their disease for ten years or more (2009-2013)
- More than 6 in 10 (62%) people diagnosed with bone sarcoma in England survive
their disease for five years or more (2009-2013)
- More than 8 in 10 (83%) people diagnosed with bone sarcoma in England survive
their disease for one year or more (2009-2013)
- Bone sarcoma 10-year survival in England is similar in men and women (2009-2013)
- Bone sarcoma five-year survival in England in males is highest for those
diagnosed at 50-59 years old and in females is highest for those diagnosed
at 15-49 years old (2009-2013)
- More than 7 in 10 people in England diagnosed with bone sarcoma aged 50-59 survive their disease for five years or more, compared with around 4 in 10 people diagnosed aged 70-89 (2009-2013)
Five-year survival for bone sarcoma is highest in younger men and women and decreases with increasing age.
Five-year net survival in men ranges from 71% in 50-59 year-olds to 44% in 70-89 year-olds for patients diagnosed with bone sarcoma in England during 2009-2013. In women, five-year survival ranges from 75% in 15-49 year olds to 38% in 70-89 year olds.
A review states (2):
- most important prognostic factor is the presence of metastasis at the time of diag-nosis
- patients with local disease that responds to multimodal therapy currently have a 5-year survival rate of more than 70%
- less than 30% of patients presenting with metastases survive for 5 years
- patients with metastasis limited to the lung have a better prognosis than those with metastasis to the bone or bone marrow
- in the absence of metastasis, the tumor site constitutes the single most important prognostic factor, with a worse outcome for patients with proximal primary tumors (i.e., in the pelvis and sacrum) than for patients with distal tumors

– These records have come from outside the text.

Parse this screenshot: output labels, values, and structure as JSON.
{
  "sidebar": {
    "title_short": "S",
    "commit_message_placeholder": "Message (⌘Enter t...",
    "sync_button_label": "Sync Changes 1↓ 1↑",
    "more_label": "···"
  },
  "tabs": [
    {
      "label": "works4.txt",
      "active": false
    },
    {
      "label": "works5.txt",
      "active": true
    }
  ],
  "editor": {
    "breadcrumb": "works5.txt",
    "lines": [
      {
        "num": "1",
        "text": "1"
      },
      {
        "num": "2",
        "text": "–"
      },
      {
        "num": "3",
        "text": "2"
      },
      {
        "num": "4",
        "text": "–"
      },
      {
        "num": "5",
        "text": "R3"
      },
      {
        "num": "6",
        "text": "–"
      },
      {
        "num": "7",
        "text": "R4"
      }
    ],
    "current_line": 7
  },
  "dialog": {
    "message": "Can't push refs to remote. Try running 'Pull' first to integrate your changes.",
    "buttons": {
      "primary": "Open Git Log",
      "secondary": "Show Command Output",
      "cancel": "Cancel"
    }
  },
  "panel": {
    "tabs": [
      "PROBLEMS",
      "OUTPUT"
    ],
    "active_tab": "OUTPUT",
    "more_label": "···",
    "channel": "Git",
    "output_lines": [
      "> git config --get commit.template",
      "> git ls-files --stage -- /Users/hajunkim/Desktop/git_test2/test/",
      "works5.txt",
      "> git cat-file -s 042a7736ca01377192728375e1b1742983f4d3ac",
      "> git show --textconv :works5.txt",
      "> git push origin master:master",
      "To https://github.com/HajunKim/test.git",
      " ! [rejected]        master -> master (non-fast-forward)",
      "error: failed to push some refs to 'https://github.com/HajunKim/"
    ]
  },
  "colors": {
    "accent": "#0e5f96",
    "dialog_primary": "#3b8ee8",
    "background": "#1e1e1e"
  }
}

- other clinical indicators of unfavorable evolution include a large primary neoplasm, older age at diagnosis (>18 years), and elevated serum lactate dehydrogenase levels.
- CRUK. Bone Sarcoma Statistics (Accessed 15/1/2021)
- Riggi N et al. Ewing’s Sarcoma. N Engl J Med 2021;384:154-64.DOI: 10.1056/NEJMra2028910
Last edited 01/2021 and last reviewed 01/2021